Tracy seems to enjoy the actions she commits throughout the film alongside Evie, but the audience instantly gets the sense that she doesn’t do it to enjoy it, but because she’s rebelling against her mom’s actions with their family She hangs around Evie, simply for guidance and companionship, something she lacks from her mother. She performs acts through Evie mimicking and following her every move like sisters guiding each other down a destructive path. They do everything together in the film and even commit sexual acts with one another just to explore, but we know Evie is an influence on Tracy, but the story does tend to raise the question if Evie influenced Tracy or if Tracy influenced Evie. The gorgeous Nikki Reed is surprisingly good in the supporting role as the manipulative and wild Evie who influences Tracy greatly throughout the film convincing her to commit awful activities as well as her rebellious attitude, but we’re never sure what her intentions are for her actions throughout the movie, and many of her actions are very questionable.

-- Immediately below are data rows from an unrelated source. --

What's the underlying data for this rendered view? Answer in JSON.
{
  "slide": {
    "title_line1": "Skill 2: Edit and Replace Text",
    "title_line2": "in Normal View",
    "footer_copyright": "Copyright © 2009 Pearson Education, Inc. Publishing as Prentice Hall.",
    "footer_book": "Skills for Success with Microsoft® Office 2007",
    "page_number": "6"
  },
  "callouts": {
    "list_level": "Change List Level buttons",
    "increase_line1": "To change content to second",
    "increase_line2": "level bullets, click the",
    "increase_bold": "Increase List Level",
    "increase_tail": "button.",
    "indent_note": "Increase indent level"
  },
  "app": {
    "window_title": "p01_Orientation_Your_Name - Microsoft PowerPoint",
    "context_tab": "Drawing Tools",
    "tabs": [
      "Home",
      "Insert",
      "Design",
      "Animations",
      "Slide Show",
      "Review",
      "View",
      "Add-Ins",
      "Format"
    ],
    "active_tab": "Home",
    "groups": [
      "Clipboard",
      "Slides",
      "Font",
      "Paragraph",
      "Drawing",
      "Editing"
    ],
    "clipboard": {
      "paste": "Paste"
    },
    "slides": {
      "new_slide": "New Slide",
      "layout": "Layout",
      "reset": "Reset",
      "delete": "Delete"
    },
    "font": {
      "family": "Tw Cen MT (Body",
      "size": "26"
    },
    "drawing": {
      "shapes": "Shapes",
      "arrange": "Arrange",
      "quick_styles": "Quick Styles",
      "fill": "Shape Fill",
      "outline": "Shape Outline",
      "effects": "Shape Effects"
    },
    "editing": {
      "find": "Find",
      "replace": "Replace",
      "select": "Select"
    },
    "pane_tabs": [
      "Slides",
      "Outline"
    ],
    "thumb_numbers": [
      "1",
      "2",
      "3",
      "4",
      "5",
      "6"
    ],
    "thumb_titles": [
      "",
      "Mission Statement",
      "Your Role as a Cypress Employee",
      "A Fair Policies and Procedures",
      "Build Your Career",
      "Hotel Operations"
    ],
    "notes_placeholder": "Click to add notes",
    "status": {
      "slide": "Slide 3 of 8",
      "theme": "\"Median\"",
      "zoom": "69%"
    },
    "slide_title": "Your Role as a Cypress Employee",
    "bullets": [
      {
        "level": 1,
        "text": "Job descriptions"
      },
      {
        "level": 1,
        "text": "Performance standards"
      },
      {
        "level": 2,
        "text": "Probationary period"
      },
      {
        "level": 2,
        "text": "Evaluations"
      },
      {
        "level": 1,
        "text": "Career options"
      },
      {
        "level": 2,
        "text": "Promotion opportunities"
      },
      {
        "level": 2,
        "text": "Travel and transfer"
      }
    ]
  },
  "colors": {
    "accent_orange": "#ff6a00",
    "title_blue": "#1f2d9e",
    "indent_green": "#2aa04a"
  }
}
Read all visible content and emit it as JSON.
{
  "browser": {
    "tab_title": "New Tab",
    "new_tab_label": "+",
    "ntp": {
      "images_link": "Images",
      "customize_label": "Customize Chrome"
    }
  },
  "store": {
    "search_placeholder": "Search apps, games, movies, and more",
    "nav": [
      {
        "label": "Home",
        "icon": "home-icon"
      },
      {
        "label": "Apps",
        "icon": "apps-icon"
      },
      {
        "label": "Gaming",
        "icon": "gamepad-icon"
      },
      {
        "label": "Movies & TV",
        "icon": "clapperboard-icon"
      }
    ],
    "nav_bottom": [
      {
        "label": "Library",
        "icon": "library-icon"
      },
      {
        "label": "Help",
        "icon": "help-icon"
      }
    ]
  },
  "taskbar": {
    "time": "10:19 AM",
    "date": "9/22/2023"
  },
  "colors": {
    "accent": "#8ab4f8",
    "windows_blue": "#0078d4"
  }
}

The film is otherwise very well made and takes us into a story that is basically torn from everyday life while the message, all too brutal, resonates louder than the acting itself.

While the film does have everything where everything should be ala acting, direction, and great cinematography, the film just feels along the lines of an “After School Special”. While more blunt and often times more realistic, I still sat awaiting a commercial break and for an ABC network logo to pop up. The film doesn’t have any messages we haven’t already seen, which is why it’s not groundbreaking or trailblazing. We’ve seen films like these before from director Larry Clarke whose perverse and mostly pornographic films about kids and what they do when their parents aren’t looking, and “Thirteen” isn’t exactly a new article of film, and in the end with its pretty cryptic final scene, it’s still along the lines of an after school special. While a little too reminiscent of an after school special movie, this is just an excellent film with a great script, incredible acting, and a truly blunt cautionary tale to parents about the effects of divorce on a child.